The bench comprising of Chief Judge Frost, Circuit Judges Newman and O’Malley said Cisco was not liable for directly infringing or inducing others to infringe a patent held by Commil USA LLC on a way to help spread wireless signals over a large area, where multiple access points are needed.
Commil owns U.S. Patent which relates to a method of providing faster and more reliable handoffs of mobile devices from one base station to another as a mobile device moves throughout a network area.
Texas-based Commil USA sued Cisco in 2007, shortly after buying the patent from an Israeli company Commil Ltd. In a first jury trial, Commil alleged that Cisco directly infringed the patent by making and using networking equipment, and also that Cisco induced its customers to infringe by selling them the infringing equipment.
In 2011, a federal jury in Texas found that Cisco induced infringement by encouraging its customers to use Cisco products that infringe Commil's patent. The jury awarded Commil almost $63.8 million in damages. A judge subsequently added $10.3 million in interest.
In 2013, the Washington, DC-based Federal Circuit, the nation's top appeals court specializing in patent issues, ordered a new trial, saying that Cisco should have been able to mount a defense based on its "good faith belief" that Commil's patent was invalid.

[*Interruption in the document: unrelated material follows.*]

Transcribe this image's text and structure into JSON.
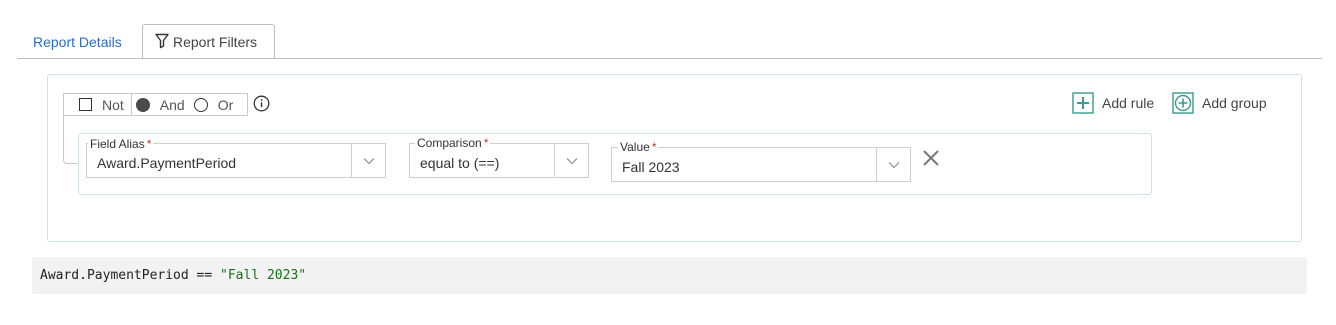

The Supreme Court in May said that defense was not legitimate, throwing out the ruling and sending the case back to the Federal Circuit.
“We conclude that substantial evidence does not support the jury’s necessary finding that Cisco’s devices, when used, perform the “running” step of the claims. Because this conclusion precludes liability under either of Commil’s direct or inducement theories, we reverse the judgment of the district court.” said the Court.
In a wireless communication system the ‘running step’ requires for each connection of a mobile unit with a Base Station, running at the Base Station a copy of the low-level protocol supporting only that connection and running at the Switch a corresponding separate copy of the high level protocol supporting only that connection.
Cisco has called it a non-practicing entity, referring to a company that primarily makes money by licensing patents instead of making products. Cisco General Counsel Mark Chandler said the company was gratified by the ruling. "The patent never had anything to do with our products and the millions of dollars spent defending this unmeritorious suit is a travesty," he said in an email statement, reports Times of India.
Read the Judgment here.